Local information about Breckenridge and Summit county real estate and information about what's going on in the County.
Wednesday, January 21, 2015
Forest Service releases environmental analysis of Breckenridge Ski Resort summer expansion
Nearly a year after first asking for public input, the White River National Forest released the draft environmental impact statement Friday, Jan. 16, for Breckenridge Ski Resort’s proposed expansion of recreation activities.
Officials now are seeking more comments on the analysis of the proposal, which aims to boost year-round recreational opportunities at the resort with zip lines, canopy tours, ropes challenge courses, new mountain biking and hiking trails, and an observation tower.
The 321-page analysis describes the proposed activities in detail as well as their potential effects on wildlife, alpine ecosystems and human resources.
As required by the National Environmental Policy Act, the document first analyzes a “no action” alternative, or what would happen if none of the proposed designs or activities was approved or completed.
Then the document analyzes the impacts of approving and implementing everything in the ski resort’s proposal. Finally, the analysis presents an in-between option, with some of the most controversial features removed based on public input and concerns raised by Forest Service and other agency professionals.
One of the features removed in the third option was the Sawmill Zip Line.
The ski resort proposed that zip line would start at the top of the Peak 8 SuperConnect lift and cross the Sawmill Gulch between Peaks 8 and 9 twice with 1 mile of cables. It would connect near the top of the Volunteer ski run and end on the Four O’Clock run near the Freeway terrain park and pipe entrance.
The third option also removed the Ore Bucket Canopy Tour, proposed to cross gladed terrain on Peak 7 with nine ziplines. The analysis added a canopy tour on Peak 7 to replace the one removed. The Claimjumper Canopy Tour would be 0.85 miles long and include eight zip lines south, or skiers’ right, of the Independence chair.
Officials also removed the highest, northernmost part of the 14 new miles of mountain biking trails proposed on Peak 7.

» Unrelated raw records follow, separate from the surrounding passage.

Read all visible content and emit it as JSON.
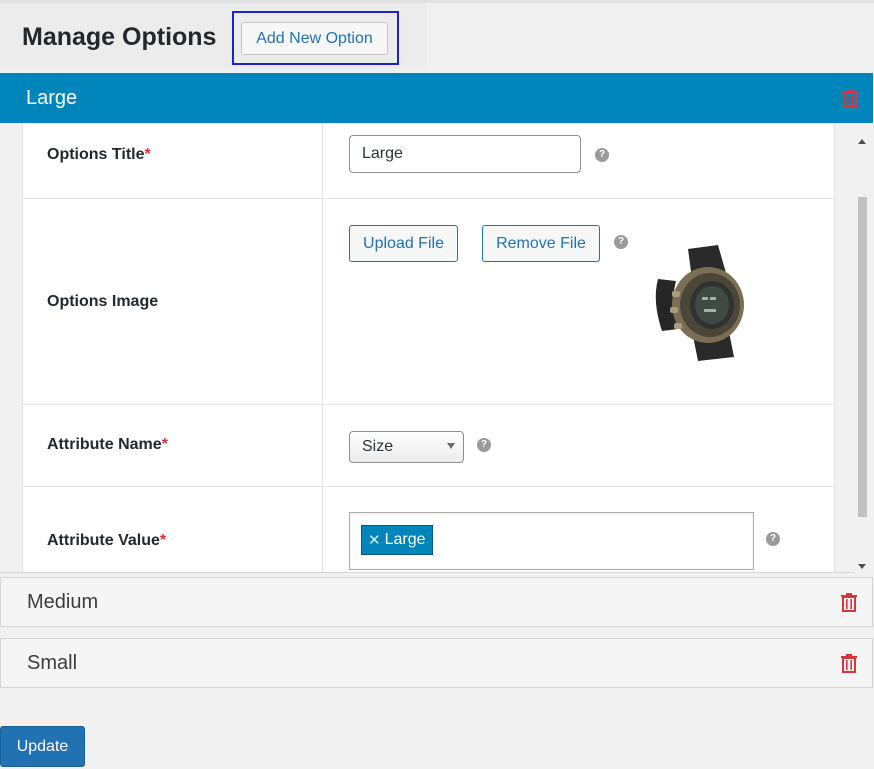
{
  "header": {
    "title": "Manage Options",
    "add_button_label": "Add New Option"
  },
  "options": [
    {
      "title": "Large",
      "state": "expanded"
    },
    {
      "title": "Medium",
      "state": "collapsed"
    },
    {
      "title": "Small",
      "state": "collapsed"
    }
  ],
  "form": {
    "title_label": "Options Title",
    "title_value": "Large",
    "image_label": "Options Image",
    "upload_label": "Upload File",
    "remove_label": "Remove File",
    "image_icon": "watch-image",
    "attr_name_label": "Attribute Name",
    "attr_name_selected": "Size",
    "attr_value_label": "Attribute Value",
    "attr_value_tags": [
      "Large"
    ],
    "required_mark": "*",
    "help_glyph": "?"
  },
  "footer": {
    "update_label": "Update"
  },
  "colors": {
    "accent": "#0085ba",
    "primary_button": "#2271b1",
    "delete_icon": "#d63638",
    "focus_ring": "#1a24c9"
  }
}
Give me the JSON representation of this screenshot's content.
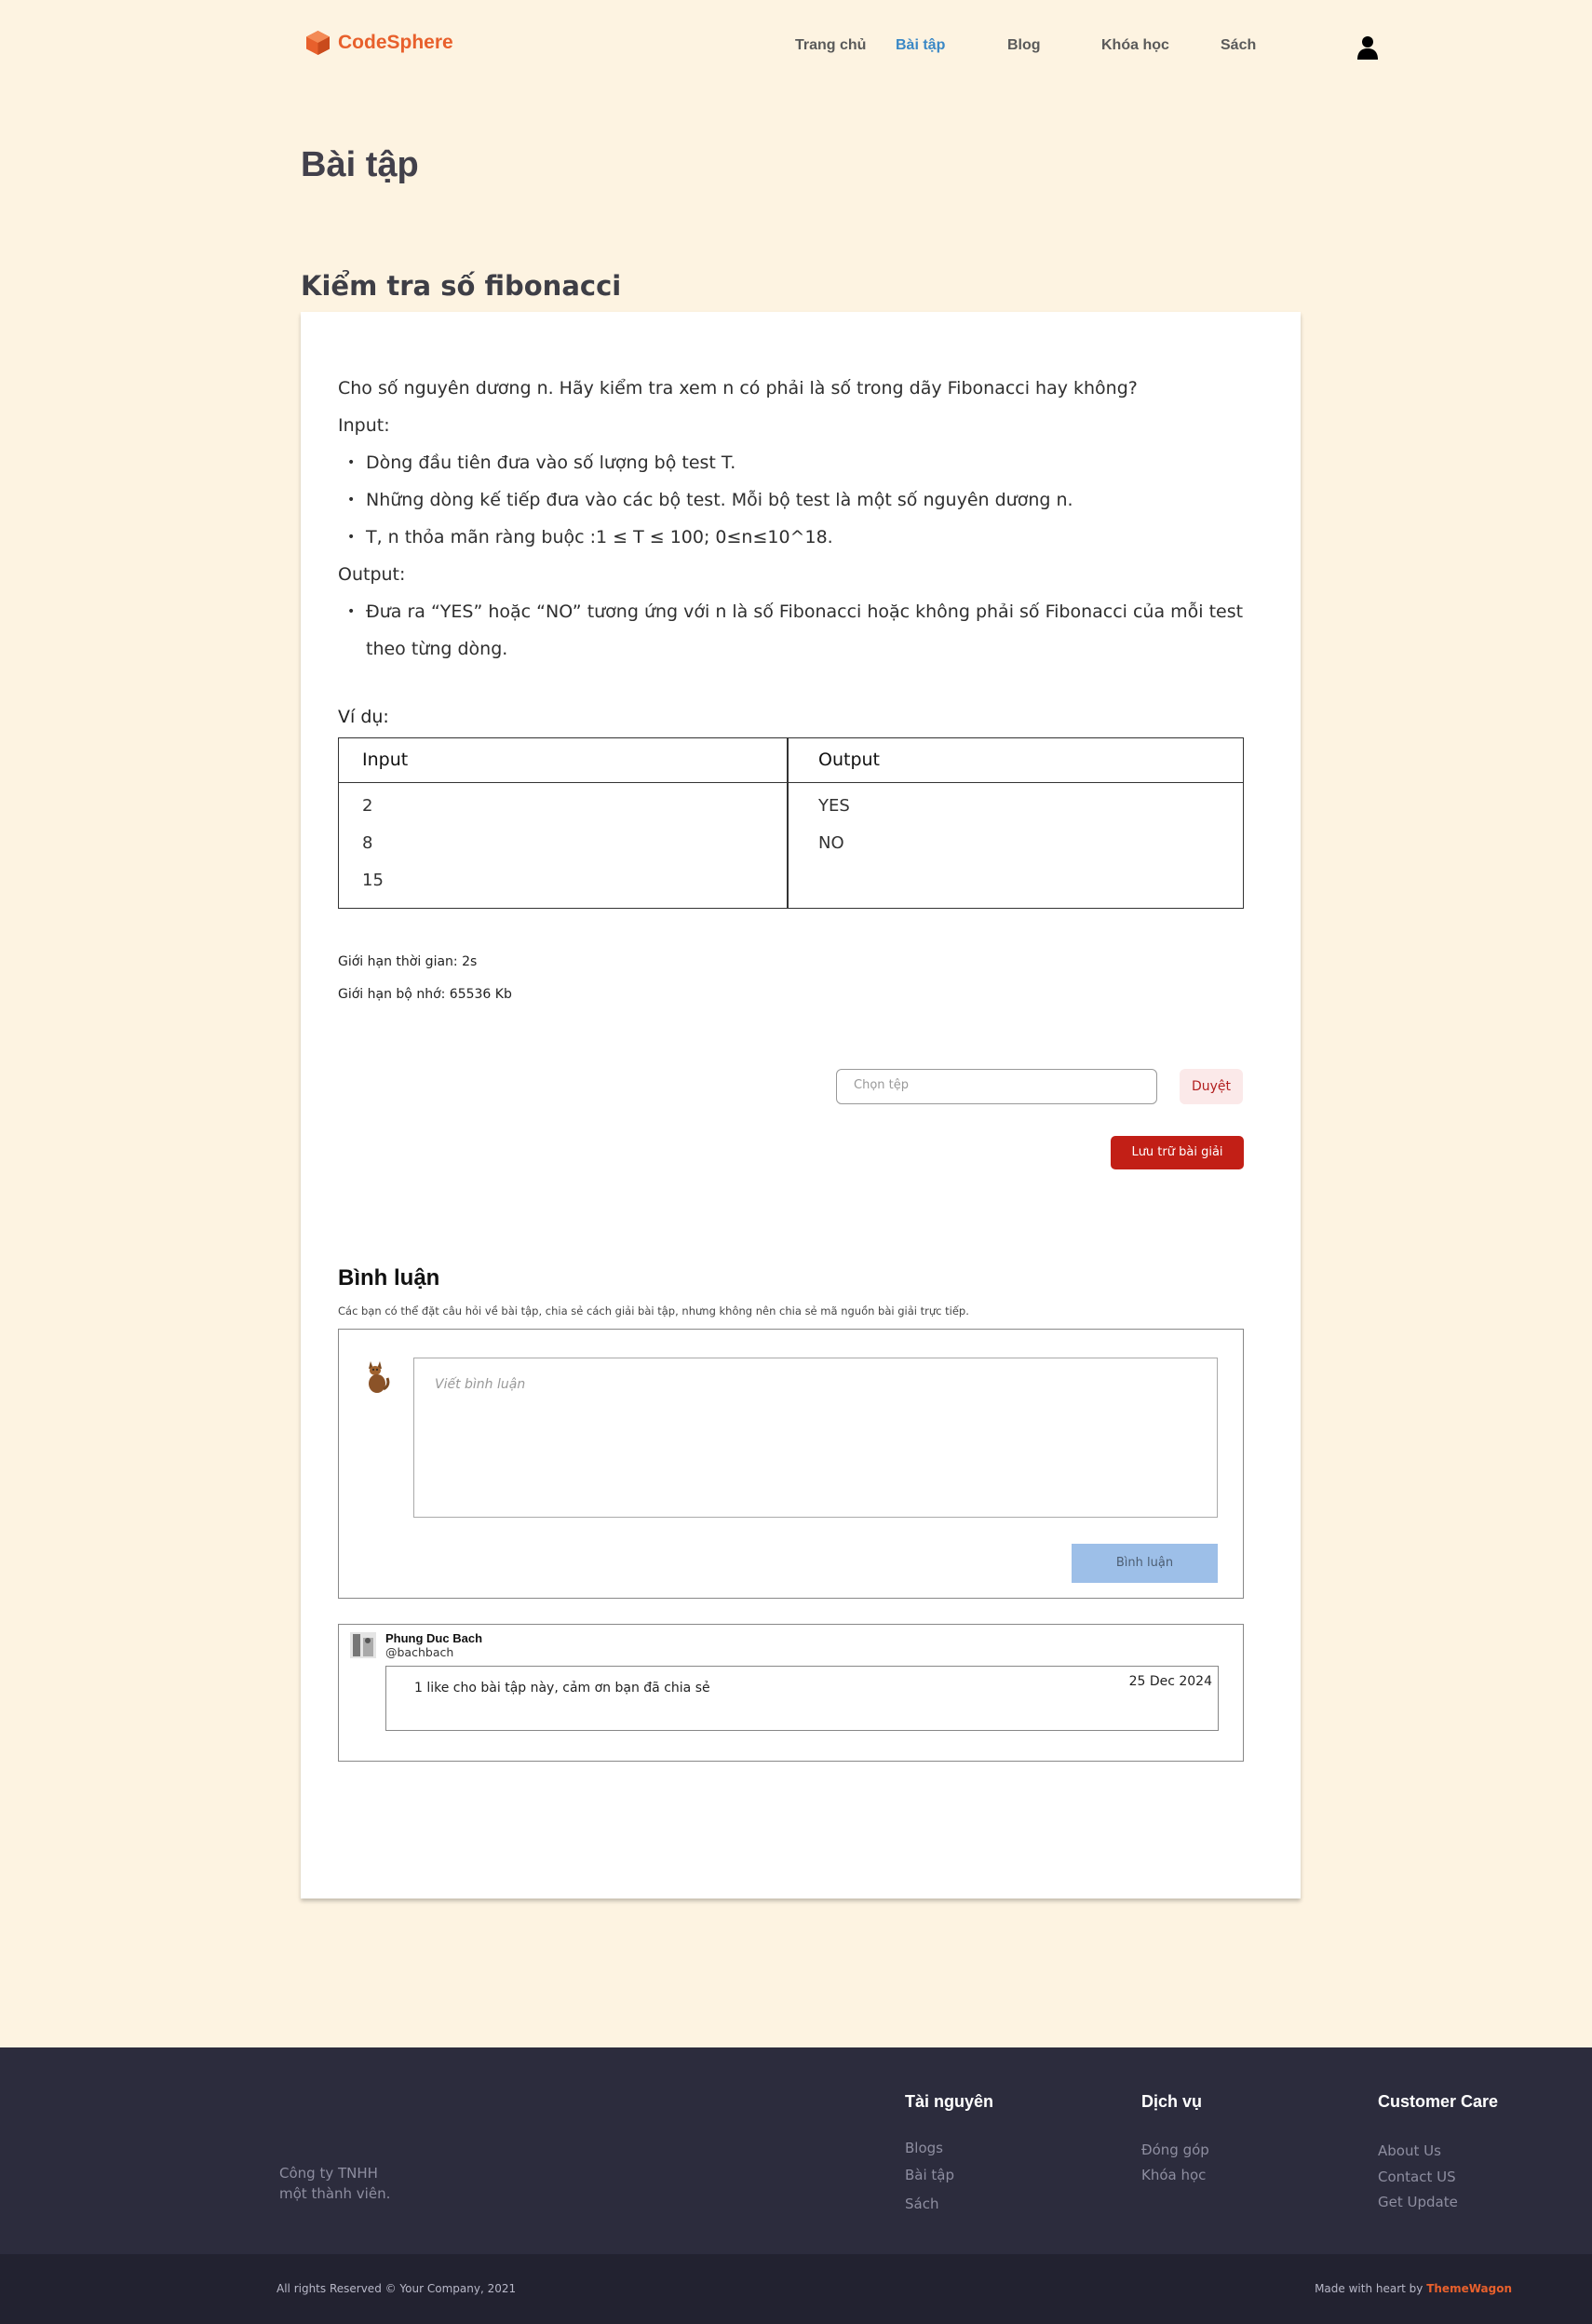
{
  "brand": {
    "name": "CodeSphere",
    "color": "#e8602c"
  },
  "nav": [
    {
      "label": "Trang chủ",
      "active": false
    },
    {
      "label": "Bài tập",
      "active": true
    },
    {
      "label": "Blog",
      "active": false
    },
    {
      "label": "Khóa học",
      "active": false
    },
    {
      "label": "Sách",
      "active": false
    }
  ],
  "icons": {
    "user": "user-icon",
    "logo": "cube-logo-icon"
  },
  "page_title": "Bài tập",
  "problem": {
    "title": "Kiểm tra số fibonacci",
    "intro": "Cho số nguyên dương n. Hãy kiểm tra xem n có phải là số trong dãy Fibonacci hay không?",
    "input_label": "Input:",
    "input_items": [
      "Dòng đầu tiên đưa vào số lượng bộ test T.",
      "Những dòng kế tiếp đưa vào các bộ test. Mỗi bộ test là một số nguyên dương n.",
      "T, n thỏa mãn ràng buộc :1 ≤ T ≤ 100; 0≤n≤10^18."
    ],
    "output_label": "Output:",
    "output_items": [
      "Đưa ra “YES” hoặc “NO” tương ứng với n là số Fibonacci hoặc không phải số Fibonacci của mỗi test theo từng dòng."
    ],
    "example_label": "Ví dụ:",
    "example": {
      "headers": [
        "Input",
        "Output"
      ],
      "input_lines": [
        "2",
        "8",
        "15"
      ],
      "output_lines": [
        "YES",
        "NO"
      ]
    },
    "time_limit": "Giới hạn thời gian: 2s",
    "memory_limit": "Giới hạn bộ nhớ: 65536 Kb"
  },
  "upload": {
    "file_placeholder": "Chọn tệp",
    "browse_label": "Duyệt",
    "save_label": "Lưu trữ bài giải"
  },
  "comments": {
    "title": "Bình luận",
    "subtitle": "Các bạn có thể đặt câu hỏi về bài tập, chia sẻ cách giải bài tập, nhưng không nên chia sẻ mã nguồn bài giải trực tiếp.",
    "textarea_placeholder": "Viết bình luận",
    "submit_label": "Bình luận",
    "posts": [
      {
        "name": "Phung Duc Bach",
        "handle": "@bachbach",
        "text": "1 like cho bài tập này, cảm ơn bạn đã chia sẻ",
        "date": "25 Dec 2024"
      }
    ]
  },
  "footer": {
    "company_line1": "Công ty TNHH",
    "company_line2": "một thành viên.",
    "columns": [
      {
        "title": "Tài nguyên",
        "links": [
          "Blogs",
          "Bài tập",
          "Sách"
        ]
      },
      {
        "title": "Dịch vụ",
        "links": [
          "Đóng góp",
          "Khóa học"
        ]
      },
      {
        "title": "Customer Care",
        "links": [
          "About Us",
          "Contact US",
          "Get Update"
        ]
      }
    ],
    "copyright": "All rights Reserved © Your Company, 2021",
    "made_with": "Made with heart by",
    "made_brand": "ThemeWagon"
  }
}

The ski resort proposed 1.5 miles of new hiking trails, each 4 feet wide, that would enter the bottom of the bowls on Peaks 7 and 8 as well as one that would access the lake at the bottom of the Lake Chutes above 6 Chair.
That last hiking trail was removed in the alternative proposed by the Forest Service as well as summer guest use of the 6 Chair and Imperial lifts.

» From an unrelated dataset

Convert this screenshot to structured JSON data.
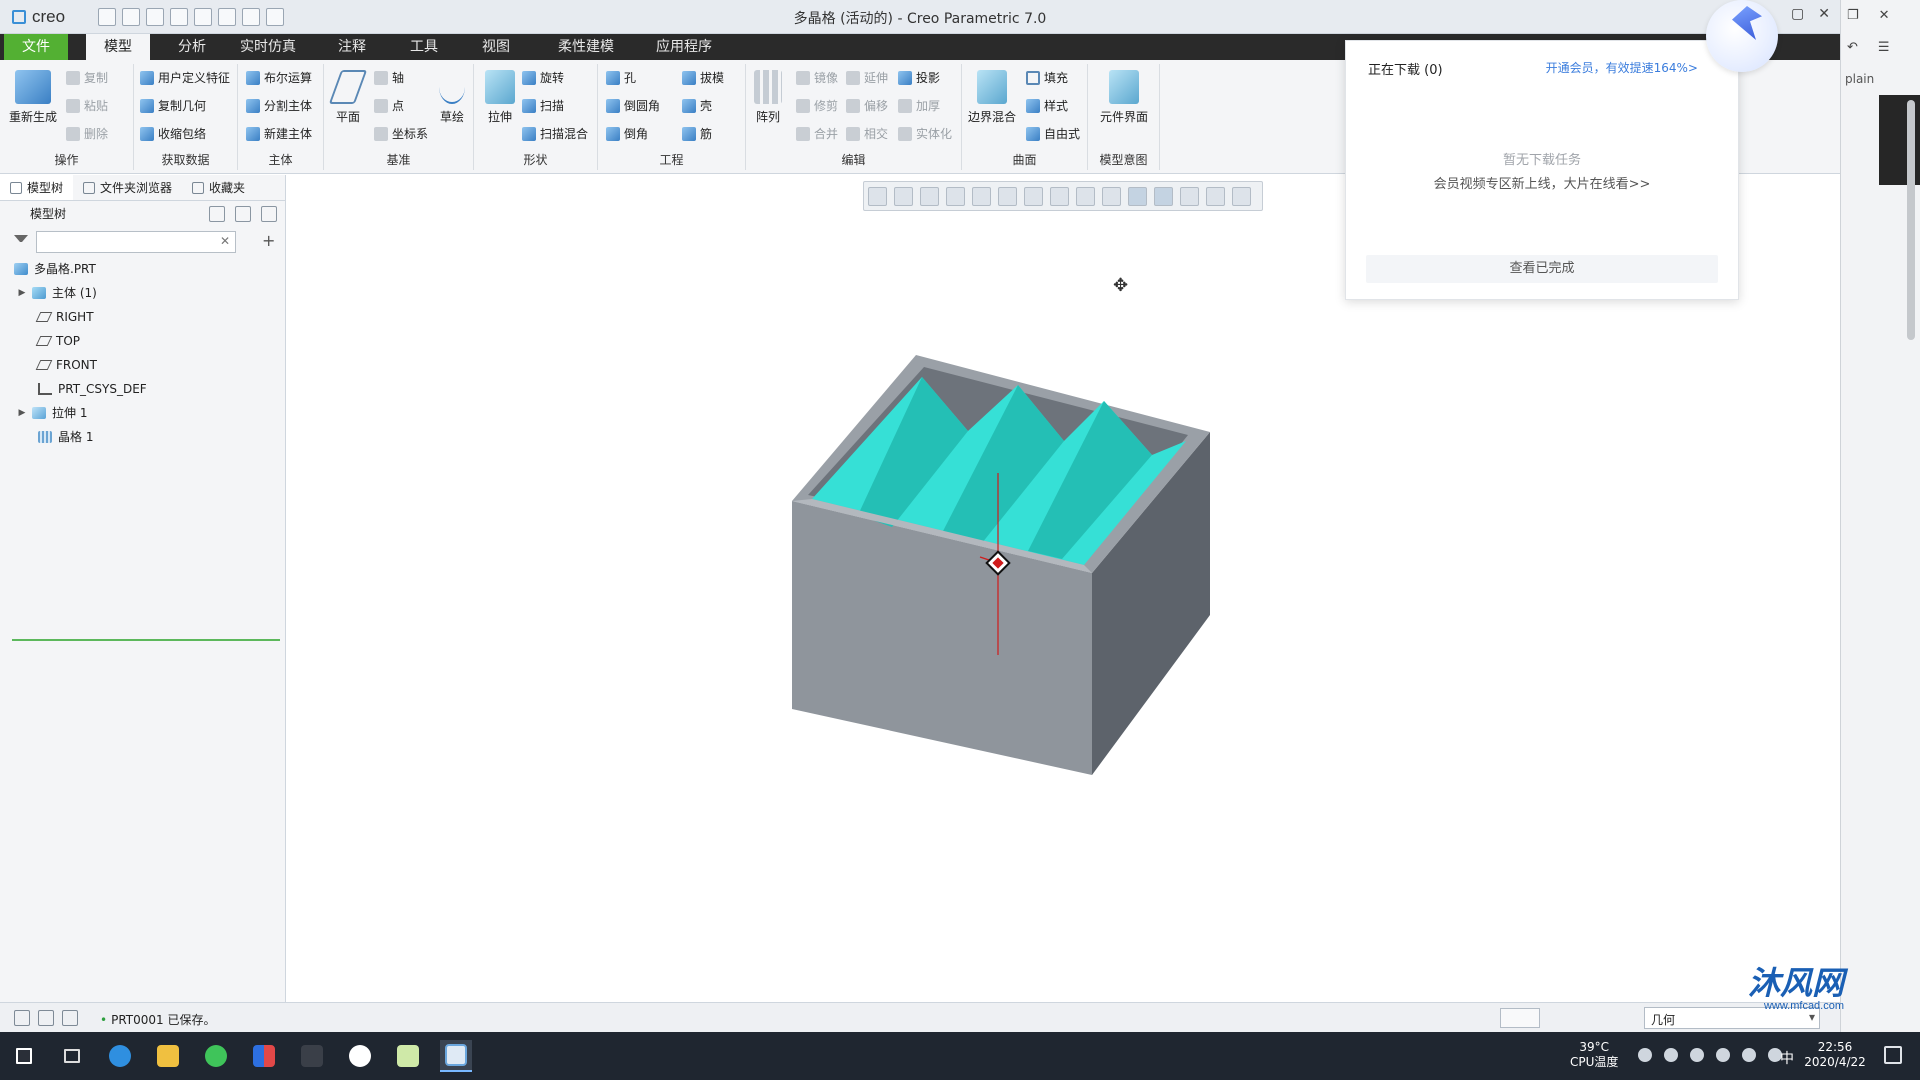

The 30-foot-tall observation tower proposed for the bottom of Horseshoe Bowl on Peak 8 was moved in the alternative option to right next to the bomb cache about 500 feet north of the top of the Colorado SuperChair.
Forest Service officials said the project as a whole aims to offer a wide spectrum of natural resource-based activities and experiences for an increasingly diverse recreating public interested in visiting the resort.
“The ski areas on the White River National Forest are important gateways to public lands. We offer world-class recreational opportunities to millions of guests each year at these resorts. These new projects will allow the forest to better reach those visitors who may not be familiar with national forests or outdoor recreation and provide activities that cater to a wider range of forest users,” said Scott Fitzwilliams, forest supervisor, in a written statement.
More public input during the 45-day comment period will help guide the decision-making process, Fitzwilliams wrote. He is charged with evaluating the project’s recreational benefits against its resource impacts and will make the final decision on the project.
A public open house on the proposal will be held at Mountain Thunder Lodge (50 Mountain Thunder Drive, Breckenridge, CO 80424) on Feb. 24, from 5 p.m. to 7 p.m. Representatives from the Forest Service and the resort will answer questions and provide more information on this project.
The Forest Service requests that people submitting comments include their names, addresses, email addresses and organization represented, if any, as well as the project’s title and specific facts, concerns, issues and supporting reasons for Fitzwilliams to consider.
Only those who submit timely and specific written public comments will be legally eligible to file an objection to the project decision.
The White River National Forest plans to issue a final environmental impact statement and project decision in late summer 2015.